* [Work item]:
The records below need to be repeated exactly, though not their pictures.

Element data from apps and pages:
******
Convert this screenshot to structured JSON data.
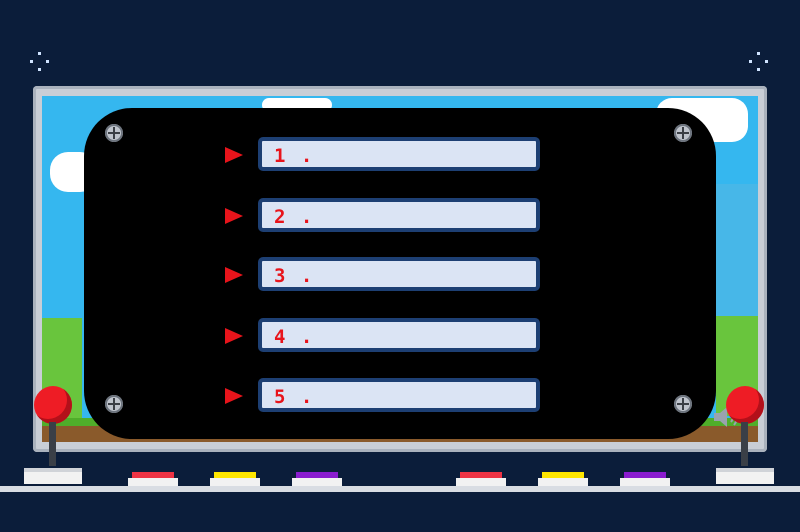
{
  "game": {
    "slots": [
      {
        "label": "1 ."
      },
      {
        "label": "2 ."
      },
      {
        "label": "3 ."
      },
      {
        "label": "4 ."
      },
      {
        "label": "5 ."
      }
    ],
    "colors": {
      "background": "#0b1d3a",
      "panel": "#000000",
      "slot_fill": "#dbe4f4",
      "slot_border": "#1d3f73",
      "label_text": "#e8141b",
      "arrow": "#e8141b",
      "joystick": "#ee1c25",
      "button_red": "#ee3344",
      "button_yellow": "#ffe600",
      "button_purple": "#8a1ccf"
    },
    "icons": {
      "arrow": "triangle-right-icon",
      "speaker": "speaker-icon",
      "screw": "screw-icon",
      "sparkle": "sparkle-icon"
    }
  }
}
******
* [Solution for this task]:
Convert this screenshot to structured JSON data.
{
  "game": {
    "slots": [
      {
        "label": "1 ."
      },
      {
        "label": "2 ."
      },
      {
        "label": "3 ."
      },
      {
        "label": "4 ."
      },
      {
        "label": "5 ."
      }
    ],
    "colors": {
      "background": "#0b1d3a",
      "panel": "#000000",
      "slot_fill": "#dbe4f4",
      "slot_border": "#1d3f73",
      "label_text": "#e8141b",
      "arrow": "#e8141b",
      "joystick": "#ee1c25",
      "button_red": "#ee3344",
      "button_yellow": "#ffe600",
      "button_purple": "#8a1ccf"
    },
    "icons": {
      "arrow": "triangle-right-icon",
      "speaker": "speaker-icon",
      "screw": "screw-icon",
      "sparkle": "sparkle-icon"
    }
  }
}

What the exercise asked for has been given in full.